Is it news? Or is it propaganda?
If it’s propaganda, what is it trying to achieve?
Living in Australia at the moment these are important questions.
Long ago I worked at a newspaper. One job I had for a time (an honorary additional duty, actually) was to mentor cadet reporters. A thing I liked to do during our little “lectures” was to compare the different treatments given to news stories by different newspapers and media outlets. This was, and is, a very instructive and helpful exercise, not only for journalists but for anybody who wants a better understanding of events and pseudo-events happening around them.
These days I seldom read physical newspapers anymore, but I remain a keen and skeptical observer of the media. Today’s headlines brought the issue of bias very sharply into focus for me. Two stories, in particular, demonstrate my point.
The first is the release of the so-called “Palace letters” relating to the Governor-General’s removal of the Whitlam Labor Government in 1975, and the second is the discovery that two people with the Covid-19 virus in Victoria also attended a Black Lives Matter rally.
The “Palace letters”
As far as the Palace letters are concerned we know a few things for sure. We know that Buckingham Palace (that’s the Queen and her staff) have resisted the release of these documents over many years, arguing that they were “personal”. That’s always seemed an odd argument, so many people assumed there was something the British wanted to hide. We now know for sure that the then Governor-General, Sir John Kerr, corresponded extensively with the Queen’s private secretary for months before he took the radical step of removing Australia’s elected government. It was a two-way correspondence in which the removal of the government was discussed and in which Kerr revealed his fear that, if he didn’t act first, Prime Minister Whitlam might have sought to have the Governor-General removed first.
All these facts, added up, appear to paint a picture of the Palace being deeply involved in the events.

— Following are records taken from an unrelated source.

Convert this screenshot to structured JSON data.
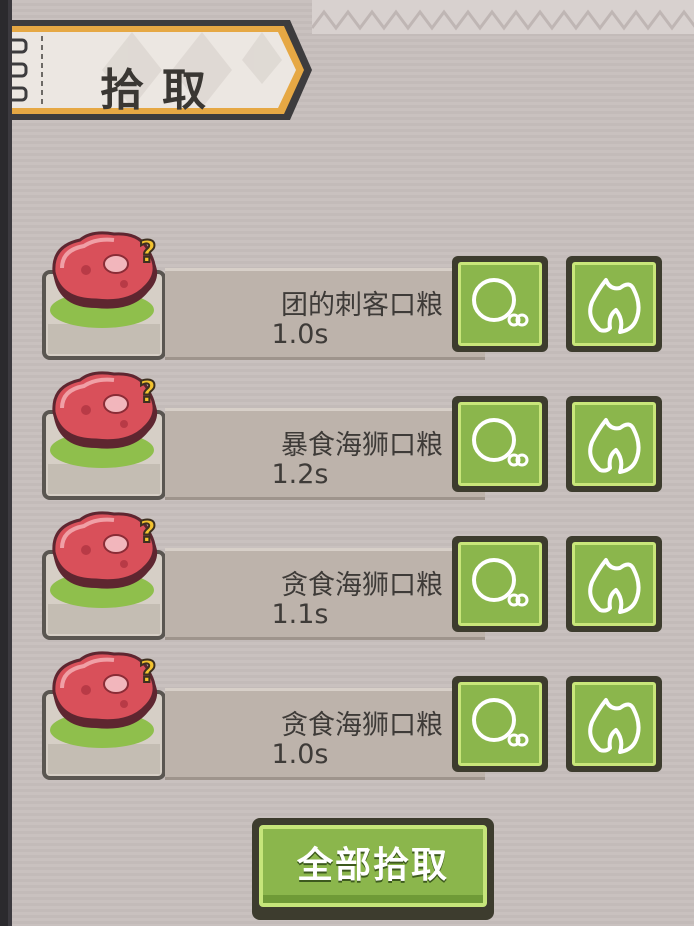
{
  "header": {
    "title": "拾取"
  },
  "items": [
    {
      "name": "团的刺客口粮",
      "time": "1.0s",
      "icon": "meat-icon",
      "badge": "?"
    },
    {
      "name": "暴食海狮口粮",
      "time": "1.2s",
      "icon": "meat-icon",
      "badge": "?"
    },
    {
      "name": "贪食海狮口粮",
      "time": "1.1s",
      "icon": "meat-icon",
      "badge": "?"
    },
    {
      "name": "贪食海狮口粮",
      "time": "1.0s",
      "icon": "meat-icon",
      "badge": "?"
    }
  ],
  "actions": {
    "eat_icon": "eat-mouth-icon",
    "fire_icon": "fire-icon"
  },
  "footer": {
    "collect_all_label": "全部拾取"
  },
  "colors": {
    "panel": "#c9c1bf",
    "button_green": "#8bb64c",
    "meat_red": "#d9505a",
    "badge_yellow": "#f2c230"
  }
}
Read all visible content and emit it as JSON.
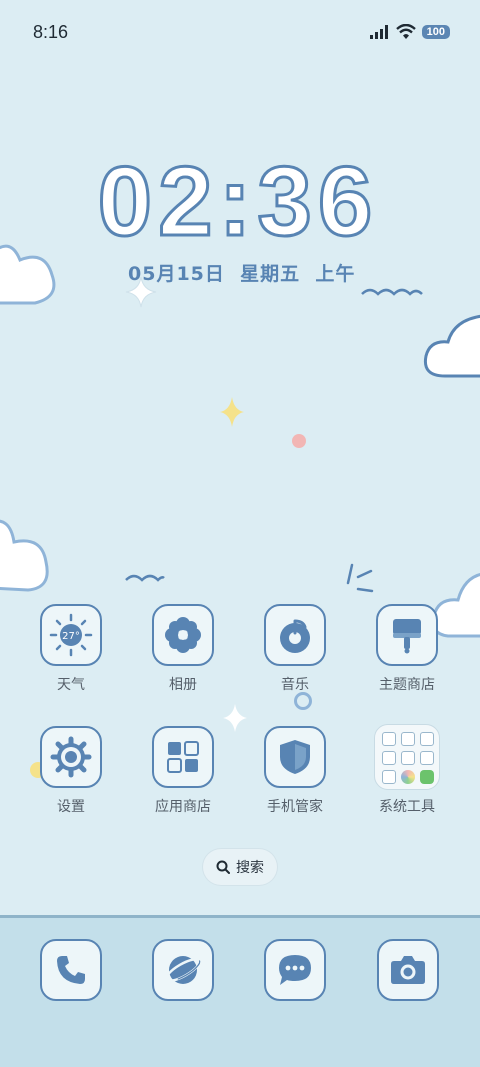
{
  "status_bar": {
    "time": "8:16",
    "battery": "100"
  },
  "lockclock": {
    "time": "02:36",
    "date": "05月15日  星期五  上午"
  },
  "apps": [
    {
      "label": "天气",
      "icon": "weather-icon",
      "temp": "27°"
    },
    {
      "label": "相册",
      "icon": "flower-icon"
    },
    {
      "label": "音乐",
      "icon": "music-icon"
    },
    {
      "label": "主题商店",
      "icon": "paint-brush-icon"
    },
    {
      "label": "设置",
      "icon": "gear-icon"
    },
    {
      "label": "应用商店",
      "icon": "app-grid-icon"
    },
    {
      "label": "手机管家",
      "icon": "shield-icon"
    },
    {
      "label": "系统工具",
      "icon": "folder-icon"
    }
  ],
  "search": {
    "label": "搜索"
  },
  "dock": [
    {
      "icon": "phone-icon"
    },
    {
      "icon": "browser-planet-icon"
    },
    {
      "icon": "message-icon"
    },
    {
      "icon": "camera-icon"
    }
  ],
  "colors": {
    "background": "#dcedf3",
    "accent": "#5884b3",
    "dock": "#c3dfea"
  }
}
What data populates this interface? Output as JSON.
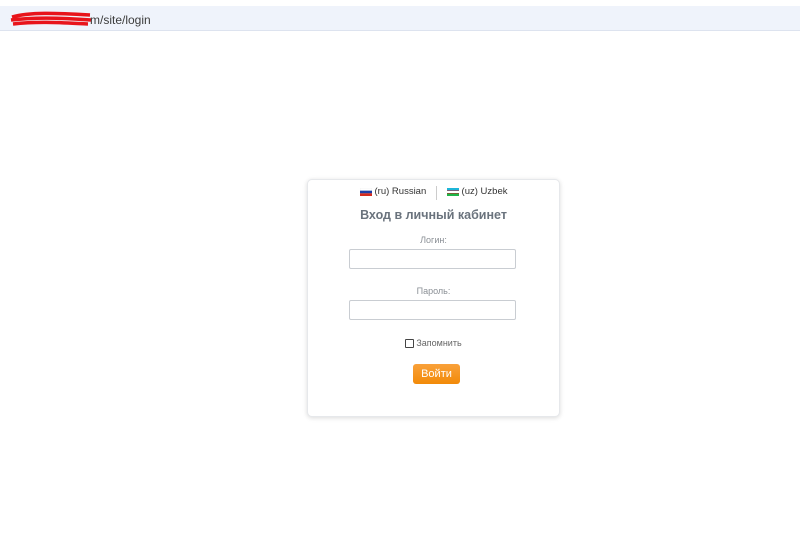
{
  "browser": {
    "url_visible": "m/site/login"
  },
  "languages": [
    {
      "code": "ru",
      "label": "(ru) Russian"
    },
    {
      "code": "uz",
      "label": "(uz) Uzbek"
    }
  ],
  "login_card": {
    "title": "Вход в личный кабинет",
    "login_label": "Логин:",
    "login_value": "",
    "password_label": "Пароль:",
    "password_value": "",
    "remember_label": "Запомнить",
    "remember_checked": false,
    "submit_label": "Войти"
  },
  "colors": {
    "button": "#f28a08",
    "title": "#6a737d",
    "address_bar": "#eff3fb"
  }
}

And yet, Rupert Murdoch’s The Australian newspaper headlined with “Queen played no role in Whitlam dismissal” and offered an opinion piece that stated “No Palace plot here, just propriety”. The paper throws all its weight behind the documented intention of Kerr to give the Queen what is often termed “plausible deniability” by not nominating the exact moment when he planned to act. This, according to The Australian, is good enough evidence with which to dismiss forever the long-held suspicion that the sacking was cooked up between Kerr and the Palace. The Melbourne Age, now owned by right-leaning Nine, did much the same.
Compare this treatment of the story from a “right-wing” media organisation to that meted out by a less openly slanted organisation such as Crikey, or a left-leaning outlet, The Guardian, which discuss the letters in their entirety and infer that the Palace was in the plot up to its neck.
Black Lives Matter
As far as the Covid story is concerned, the Murdoch media’s stance is equally interesting. Bear in mind the right-wing media had pressed, either openly or through its opinion writers, for hard lock-downs to be eased to help the economy. Until the Black Lives Matter rallies, that is, when the Murdoch press suddenly discovered that breaking lock-downs was irresponsible and required a heavy-handed response.
Victorian Labor Premier Dan Andrews was criticised for hurting the economy with lock-downs until it became more useful to attack him for permitting a resurgence in Covid cases. The Murdoch stable has been collectively straining at the leash to find a way of linking the Black Lives Matter rallies to the resurgence, but the evidence has stubbornly refused to fit the agenda.
Today the right-wing media decided it was sick of waiting. “Black Lives link to tower cluster”, was the headline on The Australian’s daily email digest, complete with a helpful photo that contained two people of colour. The next item in the digest was “NSW pub cluster linked to Victoria strain”, again with a person of colour in the accompanying photo.
If you looked at Crikey’s morning digest you would have read that health authorities had stated that the people involved ” were respectively ‘not infectious at the time of the rally’ and ‘not thought to have acquired the infection from the protest'”. Cheekily, Crikey declared that it had “every faith that circuitous, some might say deeply tenuous link will be treated for what it is over at News Corp”. It certainly got that right!
People read headlines and look at pictures. Propagandists and journalists know this. That’s why they sometimes use misleading words and images to create impressions that are at odds with observable evidence.
If you really want to form reasonable opinions about current events, you can’t afford to simply skim tricky headlines and digests, and you should probably think seriously about whether certain media deserve any place at all on your reading list.